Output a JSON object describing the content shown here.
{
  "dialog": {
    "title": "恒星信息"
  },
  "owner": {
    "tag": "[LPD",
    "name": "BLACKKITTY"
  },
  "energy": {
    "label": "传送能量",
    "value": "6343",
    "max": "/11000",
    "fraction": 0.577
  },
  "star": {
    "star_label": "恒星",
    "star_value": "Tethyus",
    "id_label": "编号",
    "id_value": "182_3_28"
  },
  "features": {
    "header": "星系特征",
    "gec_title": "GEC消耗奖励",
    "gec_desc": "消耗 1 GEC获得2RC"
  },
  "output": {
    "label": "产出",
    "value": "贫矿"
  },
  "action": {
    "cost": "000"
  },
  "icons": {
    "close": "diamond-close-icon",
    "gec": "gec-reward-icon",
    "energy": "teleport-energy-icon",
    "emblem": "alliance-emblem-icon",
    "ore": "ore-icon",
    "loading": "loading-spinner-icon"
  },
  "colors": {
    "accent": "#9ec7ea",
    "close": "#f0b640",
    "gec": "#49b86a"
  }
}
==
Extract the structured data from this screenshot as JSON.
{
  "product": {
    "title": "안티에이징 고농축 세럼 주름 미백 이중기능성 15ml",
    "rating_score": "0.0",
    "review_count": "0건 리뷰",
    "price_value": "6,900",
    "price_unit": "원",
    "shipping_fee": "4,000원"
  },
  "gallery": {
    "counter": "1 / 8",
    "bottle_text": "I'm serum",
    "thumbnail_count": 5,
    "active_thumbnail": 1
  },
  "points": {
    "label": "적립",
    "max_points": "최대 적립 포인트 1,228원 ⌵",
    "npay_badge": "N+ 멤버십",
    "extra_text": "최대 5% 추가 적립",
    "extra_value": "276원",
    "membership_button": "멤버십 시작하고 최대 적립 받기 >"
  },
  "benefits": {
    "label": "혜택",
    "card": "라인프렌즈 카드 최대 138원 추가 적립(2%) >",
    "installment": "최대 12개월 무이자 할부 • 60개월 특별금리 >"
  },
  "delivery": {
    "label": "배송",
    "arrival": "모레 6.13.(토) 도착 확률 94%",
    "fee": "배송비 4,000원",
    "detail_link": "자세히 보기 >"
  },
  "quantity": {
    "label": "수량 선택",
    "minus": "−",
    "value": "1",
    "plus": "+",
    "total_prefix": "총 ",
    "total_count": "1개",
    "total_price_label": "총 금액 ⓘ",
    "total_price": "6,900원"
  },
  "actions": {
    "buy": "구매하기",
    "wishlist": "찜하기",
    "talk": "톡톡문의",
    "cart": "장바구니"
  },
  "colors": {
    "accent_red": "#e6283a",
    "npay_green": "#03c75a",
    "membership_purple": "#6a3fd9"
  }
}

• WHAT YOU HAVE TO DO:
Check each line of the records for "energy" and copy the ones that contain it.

• ANSWER SPACE:
  "energy": {
    "energy": "teleport-energy-icon",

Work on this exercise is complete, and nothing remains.